== What you should do ==
Please report each line of the data below that contains "this".
***** Data under study *****
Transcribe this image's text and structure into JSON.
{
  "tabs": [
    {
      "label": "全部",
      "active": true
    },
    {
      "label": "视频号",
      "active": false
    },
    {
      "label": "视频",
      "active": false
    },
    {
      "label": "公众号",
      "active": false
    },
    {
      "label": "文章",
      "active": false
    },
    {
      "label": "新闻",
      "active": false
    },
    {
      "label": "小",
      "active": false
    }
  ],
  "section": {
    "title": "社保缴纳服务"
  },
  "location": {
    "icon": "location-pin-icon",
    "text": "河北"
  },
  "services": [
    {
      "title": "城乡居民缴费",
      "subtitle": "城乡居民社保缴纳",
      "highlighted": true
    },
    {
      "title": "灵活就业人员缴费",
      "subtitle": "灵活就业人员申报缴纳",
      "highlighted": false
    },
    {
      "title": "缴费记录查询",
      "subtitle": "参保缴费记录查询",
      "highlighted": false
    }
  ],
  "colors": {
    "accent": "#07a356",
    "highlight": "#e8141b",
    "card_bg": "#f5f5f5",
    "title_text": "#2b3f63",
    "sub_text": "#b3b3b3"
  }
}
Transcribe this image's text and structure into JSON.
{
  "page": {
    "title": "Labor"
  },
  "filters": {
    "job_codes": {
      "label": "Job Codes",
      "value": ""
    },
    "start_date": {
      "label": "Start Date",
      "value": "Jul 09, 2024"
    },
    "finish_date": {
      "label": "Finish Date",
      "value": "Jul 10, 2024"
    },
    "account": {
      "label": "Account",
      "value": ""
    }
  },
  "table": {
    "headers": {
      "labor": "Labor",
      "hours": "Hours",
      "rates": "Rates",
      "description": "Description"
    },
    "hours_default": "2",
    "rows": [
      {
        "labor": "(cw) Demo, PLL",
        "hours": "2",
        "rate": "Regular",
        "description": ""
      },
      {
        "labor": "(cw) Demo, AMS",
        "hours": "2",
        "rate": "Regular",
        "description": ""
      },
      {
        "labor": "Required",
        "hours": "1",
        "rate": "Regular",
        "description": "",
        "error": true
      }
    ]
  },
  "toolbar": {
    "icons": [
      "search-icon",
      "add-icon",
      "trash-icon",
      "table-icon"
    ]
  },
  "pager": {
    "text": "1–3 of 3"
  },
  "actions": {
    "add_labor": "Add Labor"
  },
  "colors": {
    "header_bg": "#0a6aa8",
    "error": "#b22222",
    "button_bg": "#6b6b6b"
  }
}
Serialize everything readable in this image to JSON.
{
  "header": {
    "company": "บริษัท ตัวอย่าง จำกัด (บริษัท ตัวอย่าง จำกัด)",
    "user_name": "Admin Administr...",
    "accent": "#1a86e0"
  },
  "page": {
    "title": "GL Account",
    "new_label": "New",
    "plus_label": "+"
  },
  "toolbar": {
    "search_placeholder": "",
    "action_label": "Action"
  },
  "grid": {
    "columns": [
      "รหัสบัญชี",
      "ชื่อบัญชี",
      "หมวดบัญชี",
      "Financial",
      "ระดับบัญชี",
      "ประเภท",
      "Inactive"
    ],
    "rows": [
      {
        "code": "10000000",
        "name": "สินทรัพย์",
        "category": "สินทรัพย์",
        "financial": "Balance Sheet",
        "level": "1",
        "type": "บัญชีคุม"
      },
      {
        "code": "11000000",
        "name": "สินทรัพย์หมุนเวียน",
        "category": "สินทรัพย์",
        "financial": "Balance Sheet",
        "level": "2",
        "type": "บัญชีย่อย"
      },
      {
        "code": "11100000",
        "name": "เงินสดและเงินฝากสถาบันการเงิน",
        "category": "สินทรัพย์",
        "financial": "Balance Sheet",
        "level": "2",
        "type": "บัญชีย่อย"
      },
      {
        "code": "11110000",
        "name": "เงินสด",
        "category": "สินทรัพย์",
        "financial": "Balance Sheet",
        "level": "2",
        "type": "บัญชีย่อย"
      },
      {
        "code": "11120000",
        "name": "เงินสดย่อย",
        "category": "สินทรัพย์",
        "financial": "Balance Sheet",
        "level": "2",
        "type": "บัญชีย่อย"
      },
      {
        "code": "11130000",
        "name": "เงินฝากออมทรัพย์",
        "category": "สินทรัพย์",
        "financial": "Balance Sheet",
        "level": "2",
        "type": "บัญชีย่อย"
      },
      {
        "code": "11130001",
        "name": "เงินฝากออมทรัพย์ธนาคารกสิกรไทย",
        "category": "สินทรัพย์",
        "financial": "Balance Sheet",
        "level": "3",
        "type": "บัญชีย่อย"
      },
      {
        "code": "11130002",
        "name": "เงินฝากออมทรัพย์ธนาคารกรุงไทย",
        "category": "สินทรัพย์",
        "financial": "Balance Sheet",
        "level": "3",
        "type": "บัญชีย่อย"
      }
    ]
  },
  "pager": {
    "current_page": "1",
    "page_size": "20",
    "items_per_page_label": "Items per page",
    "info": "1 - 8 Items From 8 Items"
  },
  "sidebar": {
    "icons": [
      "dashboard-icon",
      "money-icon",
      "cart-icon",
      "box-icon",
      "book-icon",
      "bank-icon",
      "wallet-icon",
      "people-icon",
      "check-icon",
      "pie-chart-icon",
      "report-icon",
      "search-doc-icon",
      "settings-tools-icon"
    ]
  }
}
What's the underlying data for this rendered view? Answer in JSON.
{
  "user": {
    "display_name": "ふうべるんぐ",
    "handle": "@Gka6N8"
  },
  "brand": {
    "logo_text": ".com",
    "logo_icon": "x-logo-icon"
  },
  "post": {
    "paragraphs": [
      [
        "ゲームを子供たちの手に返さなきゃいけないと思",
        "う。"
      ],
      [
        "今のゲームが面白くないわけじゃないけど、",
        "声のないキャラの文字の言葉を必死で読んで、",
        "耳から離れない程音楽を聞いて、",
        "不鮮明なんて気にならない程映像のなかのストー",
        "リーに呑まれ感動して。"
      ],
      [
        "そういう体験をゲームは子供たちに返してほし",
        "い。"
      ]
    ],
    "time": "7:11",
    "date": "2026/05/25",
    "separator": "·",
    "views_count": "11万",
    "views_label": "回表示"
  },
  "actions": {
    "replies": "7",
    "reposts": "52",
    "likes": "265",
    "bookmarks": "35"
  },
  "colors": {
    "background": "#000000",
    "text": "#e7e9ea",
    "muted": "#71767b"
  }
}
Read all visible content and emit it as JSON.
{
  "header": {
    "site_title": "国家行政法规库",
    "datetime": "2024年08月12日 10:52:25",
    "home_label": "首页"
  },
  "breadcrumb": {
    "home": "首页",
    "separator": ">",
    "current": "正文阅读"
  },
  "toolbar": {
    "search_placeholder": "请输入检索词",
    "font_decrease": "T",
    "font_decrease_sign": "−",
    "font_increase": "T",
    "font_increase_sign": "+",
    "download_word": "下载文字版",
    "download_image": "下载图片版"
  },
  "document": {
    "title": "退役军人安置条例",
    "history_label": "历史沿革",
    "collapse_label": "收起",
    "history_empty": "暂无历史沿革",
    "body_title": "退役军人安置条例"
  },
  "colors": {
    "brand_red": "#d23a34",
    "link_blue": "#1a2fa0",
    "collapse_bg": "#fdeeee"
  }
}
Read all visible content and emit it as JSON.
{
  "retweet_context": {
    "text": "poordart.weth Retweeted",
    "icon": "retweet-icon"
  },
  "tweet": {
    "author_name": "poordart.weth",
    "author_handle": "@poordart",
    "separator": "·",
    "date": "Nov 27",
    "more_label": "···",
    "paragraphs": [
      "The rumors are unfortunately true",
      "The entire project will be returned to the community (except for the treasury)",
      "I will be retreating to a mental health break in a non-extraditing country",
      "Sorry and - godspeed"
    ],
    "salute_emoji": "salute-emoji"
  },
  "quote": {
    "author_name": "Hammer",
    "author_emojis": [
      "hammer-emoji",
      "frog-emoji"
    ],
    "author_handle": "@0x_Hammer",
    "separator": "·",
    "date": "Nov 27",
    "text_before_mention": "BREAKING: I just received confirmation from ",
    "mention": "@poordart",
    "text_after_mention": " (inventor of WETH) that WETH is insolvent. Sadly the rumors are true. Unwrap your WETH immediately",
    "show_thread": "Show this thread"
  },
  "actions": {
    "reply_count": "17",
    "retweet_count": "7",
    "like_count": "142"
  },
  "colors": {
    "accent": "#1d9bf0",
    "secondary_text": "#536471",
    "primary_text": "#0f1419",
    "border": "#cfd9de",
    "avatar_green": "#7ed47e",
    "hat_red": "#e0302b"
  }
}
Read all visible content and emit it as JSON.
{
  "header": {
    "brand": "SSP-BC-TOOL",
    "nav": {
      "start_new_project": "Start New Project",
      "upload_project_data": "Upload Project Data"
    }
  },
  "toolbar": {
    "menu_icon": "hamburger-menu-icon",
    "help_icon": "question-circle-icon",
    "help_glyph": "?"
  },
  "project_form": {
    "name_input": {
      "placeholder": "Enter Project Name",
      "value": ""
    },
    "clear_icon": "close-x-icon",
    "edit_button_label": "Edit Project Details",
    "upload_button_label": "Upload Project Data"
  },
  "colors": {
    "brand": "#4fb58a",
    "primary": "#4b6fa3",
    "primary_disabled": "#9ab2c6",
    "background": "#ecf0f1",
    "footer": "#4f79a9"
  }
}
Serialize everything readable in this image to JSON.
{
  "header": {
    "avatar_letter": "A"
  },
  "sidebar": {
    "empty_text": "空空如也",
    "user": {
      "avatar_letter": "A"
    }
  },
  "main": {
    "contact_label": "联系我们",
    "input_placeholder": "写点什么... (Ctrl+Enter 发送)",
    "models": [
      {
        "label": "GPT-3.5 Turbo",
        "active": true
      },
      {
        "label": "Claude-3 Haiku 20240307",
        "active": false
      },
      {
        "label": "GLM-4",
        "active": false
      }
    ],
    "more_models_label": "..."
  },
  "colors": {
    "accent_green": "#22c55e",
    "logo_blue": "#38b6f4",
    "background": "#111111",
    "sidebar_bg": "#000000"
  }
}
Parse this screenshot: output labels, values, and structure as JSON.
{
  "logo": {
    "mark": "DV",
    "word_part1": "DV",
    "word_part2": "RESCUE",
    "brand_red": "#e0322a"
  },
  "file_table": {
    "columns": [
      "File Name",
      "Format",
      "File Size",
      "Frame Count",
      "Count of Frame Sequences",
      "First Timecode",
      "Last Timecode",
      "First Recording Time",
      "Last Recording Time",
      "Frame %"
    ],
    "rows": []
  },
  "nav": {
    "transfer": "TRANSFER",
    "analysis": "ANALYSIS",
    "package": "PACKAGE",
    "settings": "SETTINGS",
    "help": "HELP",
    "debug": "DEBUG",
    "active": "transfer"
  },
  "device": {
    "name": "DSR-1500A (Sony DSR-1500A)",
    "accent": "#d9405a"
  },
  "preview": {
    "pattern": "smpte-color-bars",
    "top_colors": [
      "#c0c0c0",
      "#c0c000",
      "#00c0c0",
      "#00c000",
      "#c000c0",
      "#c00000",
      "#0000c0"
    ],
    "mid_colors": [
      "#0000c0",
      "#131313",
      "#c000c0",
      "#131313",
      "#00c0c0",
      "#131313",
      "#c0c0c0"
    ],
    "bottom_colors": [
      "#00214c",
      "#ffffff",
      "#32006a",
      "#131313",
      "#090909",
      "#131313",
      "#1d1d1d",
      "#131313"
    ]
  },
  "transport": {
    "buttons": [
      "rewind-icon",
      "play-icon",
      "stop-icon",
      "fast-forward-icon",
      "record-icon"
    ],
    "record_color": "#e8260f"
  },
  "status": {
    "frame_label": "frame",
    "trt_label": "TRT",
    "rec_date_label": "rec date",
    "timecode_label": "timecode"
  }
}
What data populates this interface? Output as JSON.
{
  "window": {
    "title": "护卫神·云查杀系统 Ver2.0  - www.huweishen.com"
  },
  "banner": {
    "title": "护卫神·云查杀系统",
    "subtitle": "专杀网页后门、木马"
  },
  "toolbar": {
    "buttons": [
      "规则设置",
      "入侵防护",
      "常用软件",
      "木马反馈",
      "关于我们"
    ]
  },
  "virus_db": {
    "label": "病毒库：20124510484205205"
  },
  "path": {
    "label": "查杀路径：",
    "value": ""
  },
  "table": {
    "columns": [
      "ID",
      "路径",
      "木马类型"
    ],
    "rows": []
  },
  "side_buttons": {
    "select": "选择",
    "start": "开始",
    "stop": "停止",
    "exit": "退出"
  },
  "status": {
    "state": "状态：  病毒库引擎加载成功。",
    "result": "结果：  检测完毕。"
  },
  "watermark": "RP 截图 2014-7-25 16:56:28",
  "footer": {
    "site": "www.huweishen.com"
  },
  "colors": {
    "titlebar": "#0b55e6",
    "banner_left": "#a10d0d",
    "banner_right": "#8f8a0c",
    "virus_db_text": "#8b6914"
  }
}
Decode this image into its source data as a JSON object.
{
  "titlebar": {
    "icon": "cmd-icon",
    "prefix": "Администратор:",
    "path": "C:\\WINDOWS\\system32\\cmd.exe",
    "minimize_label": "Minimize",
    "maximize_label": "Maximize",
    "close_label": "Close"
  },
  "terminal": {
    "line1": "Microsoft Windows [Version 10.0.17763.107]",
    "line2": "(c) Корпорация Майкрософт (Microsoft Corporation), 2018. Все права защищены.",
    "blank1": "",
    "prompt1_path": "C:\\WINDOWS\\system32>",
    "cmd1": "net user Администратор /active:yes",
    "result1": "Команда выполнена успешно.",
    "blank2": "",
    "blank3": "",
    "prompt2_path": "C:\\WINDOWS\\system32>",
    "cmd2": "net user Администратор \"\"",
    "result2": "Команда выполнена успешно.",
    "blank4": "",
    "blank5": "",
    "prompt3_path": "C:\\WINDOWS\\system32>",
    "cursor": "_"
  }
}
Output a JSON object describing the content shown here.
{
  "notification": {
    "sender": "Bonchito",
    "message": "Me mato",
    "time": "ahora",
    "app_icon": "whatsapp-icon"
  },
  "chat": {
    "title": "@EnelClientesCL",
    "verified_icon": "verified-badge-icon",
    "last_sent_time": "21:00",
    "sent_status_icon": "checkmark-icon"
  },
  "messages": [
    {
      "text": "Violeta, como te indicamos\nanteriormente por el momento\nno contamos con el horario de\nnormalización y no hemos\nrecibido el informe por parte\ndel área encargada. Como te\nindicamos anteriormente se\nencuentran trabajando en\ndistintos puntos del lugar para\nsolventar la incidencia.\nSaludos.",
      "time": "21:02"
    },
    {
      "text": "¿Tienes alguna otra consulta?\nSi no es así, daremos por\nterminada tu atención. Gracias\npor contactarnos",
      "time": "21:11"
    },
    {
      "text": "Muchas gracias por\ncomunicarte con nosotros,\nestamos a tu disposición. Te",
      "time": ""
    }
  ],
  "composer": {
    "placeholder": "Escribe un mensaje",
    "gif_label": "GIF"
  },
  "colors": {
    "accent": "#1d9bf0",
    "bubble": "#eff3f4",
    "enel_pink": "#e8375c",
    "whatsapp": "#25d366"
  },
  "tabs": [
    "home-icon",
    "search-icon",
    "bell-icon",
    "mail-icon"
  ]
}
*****
== Reply to the exercise ==
Transcribe this image's text and structure into JSON.
Transcribe this image's text and structure into JSON.
Serialize everything readable in this image to JSON.
What's the underlying data for this rendered view? Answer in JSON.
    "show_thread": "Show this thread"
Serialize everything readable in this image to JSON.
Parse this screenshot: output labels, values, and structure as JSON.
What data populates this interface? Output as JSON.
Decode this image into its source data as a JSON object.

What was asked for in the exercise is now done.